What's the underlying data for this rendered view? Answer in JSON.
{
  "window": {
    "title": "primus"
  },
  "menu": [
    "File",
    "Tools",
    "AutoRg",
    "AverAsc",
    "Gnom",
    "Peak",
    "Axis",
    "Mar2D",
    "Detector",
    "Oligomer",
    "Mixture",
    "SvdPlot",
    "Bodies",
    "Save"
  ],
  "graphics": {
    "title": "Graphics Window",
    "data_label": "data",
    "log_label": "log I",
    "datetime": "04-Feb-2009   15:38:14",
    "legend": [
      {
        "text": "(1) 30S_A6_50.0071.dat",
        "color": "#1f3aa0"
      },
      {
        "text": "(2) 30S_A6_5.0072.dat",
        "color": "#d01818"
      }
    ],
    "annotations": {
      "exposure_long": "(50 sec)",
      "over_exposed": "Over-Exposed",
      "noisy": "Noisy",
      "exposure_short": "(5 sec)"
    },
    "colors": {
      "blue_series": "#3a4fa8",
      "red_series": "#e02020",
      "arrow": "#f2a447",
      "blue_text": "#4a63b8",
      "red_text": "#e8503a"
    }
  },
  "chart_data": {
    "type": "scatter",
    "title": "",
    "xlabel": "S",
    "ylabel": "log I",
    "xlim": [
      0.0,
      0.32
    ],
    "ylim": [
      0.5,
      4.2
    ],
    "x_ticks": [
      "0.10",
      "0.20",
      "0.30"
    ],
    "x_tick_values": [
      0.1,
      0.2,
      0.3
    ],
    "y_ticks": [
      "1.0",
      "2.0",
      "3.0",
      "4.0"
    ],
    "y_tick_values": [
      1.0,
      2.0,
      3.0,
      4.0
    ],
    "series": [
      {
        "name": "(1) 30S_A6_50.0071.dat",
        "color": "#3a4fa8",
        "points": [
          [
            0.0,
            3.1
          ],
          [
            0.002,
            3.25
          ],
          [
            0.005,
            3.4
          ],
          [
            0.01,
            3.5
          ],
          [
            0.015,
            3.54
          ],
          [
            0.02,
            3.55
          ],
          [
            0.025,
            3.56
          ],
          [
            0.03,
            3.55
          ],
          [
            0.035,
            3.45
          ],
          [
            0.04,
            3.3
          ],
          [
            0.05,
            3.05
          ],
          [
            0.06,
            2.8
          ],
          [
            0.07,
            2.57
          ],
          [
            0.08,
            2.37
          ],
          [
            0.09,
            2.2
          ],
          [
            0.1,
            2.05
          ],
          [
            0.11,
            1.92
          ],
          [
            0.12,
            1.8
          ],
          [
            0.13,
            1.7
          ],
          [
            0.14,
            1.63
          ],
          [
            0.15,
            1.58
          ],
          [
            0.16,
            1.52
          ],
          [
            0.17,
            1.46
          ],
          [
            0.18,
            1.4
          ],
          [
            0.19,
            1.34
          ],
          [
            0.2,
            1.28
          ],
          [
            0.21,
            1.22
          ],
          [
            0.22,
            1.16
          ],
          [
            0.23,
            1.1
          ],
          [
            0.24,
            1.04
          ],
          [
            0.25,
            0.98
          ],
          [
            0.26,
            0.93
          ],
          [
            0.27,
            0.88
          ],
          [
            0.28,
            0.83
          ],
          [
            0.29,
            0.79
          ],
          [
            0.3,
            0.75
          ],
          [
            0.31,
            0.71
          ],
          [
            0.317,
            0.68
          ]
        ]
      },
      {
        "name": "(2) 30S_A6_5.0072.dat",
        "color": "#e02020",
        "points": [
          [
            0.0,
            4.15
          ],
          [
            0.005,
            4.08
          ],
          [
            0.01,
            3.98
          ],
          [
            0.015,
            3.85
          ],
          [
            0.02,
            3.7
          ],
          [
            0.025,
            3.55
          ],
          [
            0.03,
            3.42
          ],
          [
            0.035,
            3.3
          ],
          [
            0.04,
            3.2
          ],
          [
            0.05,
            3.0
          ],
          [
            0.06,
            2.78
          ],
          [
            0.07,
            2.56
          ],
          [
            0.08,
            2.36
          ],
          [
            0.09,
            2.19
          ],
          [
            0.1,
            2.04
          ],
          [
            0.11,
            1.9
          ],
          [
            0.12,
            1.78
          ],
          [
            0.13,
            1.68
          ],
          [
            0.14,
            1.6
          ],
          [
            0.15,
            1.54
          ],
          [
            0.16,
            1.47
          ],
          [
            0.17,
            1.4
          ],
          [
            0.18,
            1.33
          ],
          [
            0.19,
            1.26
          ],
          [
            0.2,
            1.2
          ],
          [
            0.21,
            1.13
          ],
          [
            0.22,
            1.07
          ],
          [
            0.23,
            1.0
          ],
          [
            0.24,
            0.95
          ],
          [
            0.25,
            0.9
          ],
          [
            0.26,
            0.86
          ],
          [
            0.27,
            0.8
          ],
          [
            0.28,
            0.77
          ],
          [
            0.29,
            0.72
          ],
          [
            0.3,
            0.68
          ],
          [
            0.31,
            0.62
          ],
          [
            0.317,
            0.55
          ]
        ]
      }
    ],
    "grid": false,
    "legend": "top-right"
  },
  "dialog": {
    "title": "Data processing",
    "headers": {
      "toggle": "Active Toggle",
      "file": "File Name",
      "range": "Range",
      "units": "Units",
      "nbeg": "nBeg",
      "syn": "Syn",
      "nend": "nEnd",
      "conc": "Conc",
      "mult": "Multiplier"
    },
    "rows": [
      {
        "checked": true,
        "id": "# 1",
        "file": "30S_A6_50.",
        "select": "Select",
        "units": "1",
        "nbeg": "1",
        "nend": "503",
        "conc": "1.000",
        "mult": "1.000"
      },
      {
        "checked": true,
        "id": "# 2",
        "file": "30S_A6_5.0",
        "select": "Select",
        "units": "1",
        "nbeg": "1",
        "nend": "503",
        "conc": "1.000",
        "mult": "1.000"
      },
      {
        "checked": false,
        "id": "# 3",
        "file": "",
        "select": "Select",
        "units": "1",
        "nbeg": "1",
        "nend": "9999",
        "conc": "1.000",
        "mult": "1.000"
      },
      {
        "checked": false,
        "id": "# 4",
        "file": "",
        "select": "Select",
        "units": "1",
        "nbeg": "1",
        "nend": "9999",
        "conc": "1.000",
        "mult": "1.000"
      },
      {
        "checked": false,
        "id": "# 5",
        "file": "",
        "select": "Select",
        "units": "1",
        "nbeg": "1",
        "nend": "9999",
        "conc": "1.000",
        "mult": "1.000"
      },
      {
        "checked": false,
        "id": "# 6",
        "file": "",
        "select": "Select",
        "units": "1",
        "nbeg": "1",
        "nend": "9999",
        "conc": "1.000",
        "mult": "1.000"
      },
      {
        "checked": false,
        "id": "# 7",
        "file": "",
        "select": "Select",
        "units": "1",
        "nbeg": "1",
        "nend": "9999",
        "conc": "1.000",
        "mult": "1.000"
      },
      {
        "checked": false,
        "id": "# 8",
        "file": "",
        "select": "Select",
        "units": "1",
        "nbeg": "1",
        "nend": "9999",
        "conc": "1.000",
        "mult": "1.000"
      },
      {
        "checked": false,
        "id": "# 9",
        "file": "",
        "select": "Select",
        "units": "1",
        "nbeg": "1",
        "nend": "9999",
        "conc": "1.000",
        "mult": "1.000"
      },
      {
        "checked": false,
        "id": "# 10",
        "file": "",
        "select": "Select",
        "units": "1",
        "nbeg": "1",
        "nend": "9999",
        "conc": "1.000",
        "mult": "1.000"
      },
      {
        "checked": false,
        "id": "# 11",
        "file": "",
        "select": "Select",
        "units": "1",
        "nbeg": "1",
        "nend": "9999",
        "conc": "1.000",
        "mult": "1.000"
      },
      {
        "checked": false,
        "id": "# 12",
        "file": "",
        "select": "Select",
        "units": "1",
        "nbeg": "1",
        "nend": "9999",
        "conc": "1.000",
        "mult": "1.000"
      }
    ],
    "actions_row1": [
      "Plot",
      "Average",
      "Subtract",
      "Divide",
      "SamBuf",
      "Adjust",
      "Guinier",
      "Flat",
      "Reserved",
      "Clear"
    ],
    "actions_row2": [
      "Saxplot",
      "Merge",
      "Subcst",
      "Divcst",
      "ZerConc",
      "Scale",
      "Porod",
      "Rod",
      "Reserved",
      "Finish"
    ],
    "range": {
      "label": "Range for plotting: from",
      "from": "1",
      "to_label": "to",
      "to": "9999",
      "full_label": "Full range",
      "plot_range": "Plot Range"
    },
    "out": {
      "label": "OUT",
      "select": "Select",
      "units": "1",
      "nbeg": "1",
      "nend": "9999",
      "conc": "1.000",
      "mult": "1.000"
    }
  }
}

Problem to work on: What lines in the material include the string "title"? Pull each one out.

Output for this task:
    "title": "primus"
    "title": "Graphics Window",
    "title": "",
    "title": "Data processing",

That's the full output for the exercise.